Entries from a dataset of interfaces
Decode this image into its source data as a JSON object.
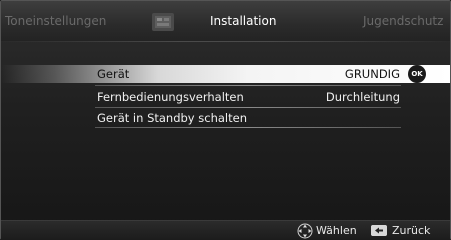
{
  "tabs": {
    "left": "Toneinstellungen",
    "center": "Installation",
    "right": "Jugendschutz",
    "center_icon": "settings-tools-icon"
  },
  "menu": {
    "items": [
      {
        "label": "Gerät",
        "value": "GRUNDIG",
        "selected": true,
        "ok_label": "OK"
      },
      {
        "label": "Fernbedienungsverhalten",
        "value": "Durchleitung",
        "selected": false
      },
      {
        "label": "Gerät in Standby schalten",
        "value": "",
        "selected": false
      }
    ]
  },
  "footer": {
    "choose_label": "Wählen",
    "choose_icon": "navigation-arrows-icon",
    "back_label": "Zurück",
    "back_icon": "back-arrow-icon"
  },
  "colors": {
    "highlight": "#f4f4f4",
    "background": "#202020",
    "text": "#f0f0f0"
  }
}
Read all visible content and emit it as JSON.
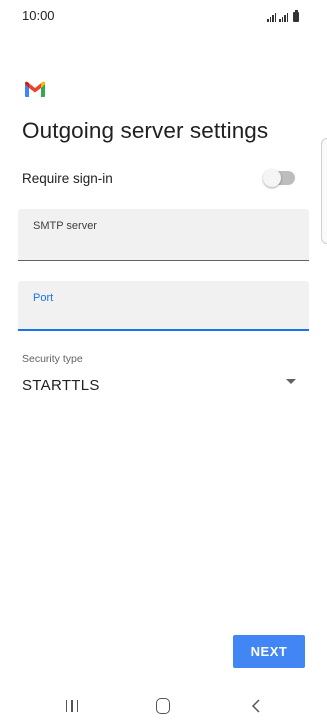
{
  "status_bar": {
    "time": "10:00"
  },
  "app": {
    "logo_icon": "gmail-logo"
  },
  "page": {
    "title": "Outgoing server settings"
  },
  "sign_in": {
    "label": "Require sign-in",
    "enabled": false
  },
  "fields": {
    "smtp": {
      "label": "SMTP server",
      "value": ""
    },
    "port": {
      "label": "Port",
      "value": ""
    }
  },
  "security": {
    "label": "Security type",
    "selected": "STARTTLS"
  },
  "actions": {
    "next_label": "NEXT"
  },
  "colors": {
    "accent": "#4285f4",
    "focus": "#1a73e8",
    "gmail_red": "#ea4335",
    "gmail_blue": "#4285f4",
    "gmail_green": "#34a853",
    "gmail_yellow": "#fbbc04"
  },
  "nav": {
    "recents_icon": "recents-icon",
    "home_icon": "home-icon",
    "back_icon": "back-icon"
  }
}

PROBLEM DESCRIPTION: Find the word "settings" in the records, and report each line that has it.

COMPLETED EXERCISE:
    "center_icon": "settings-tools-icon"
    "title": "Outgoing server settings"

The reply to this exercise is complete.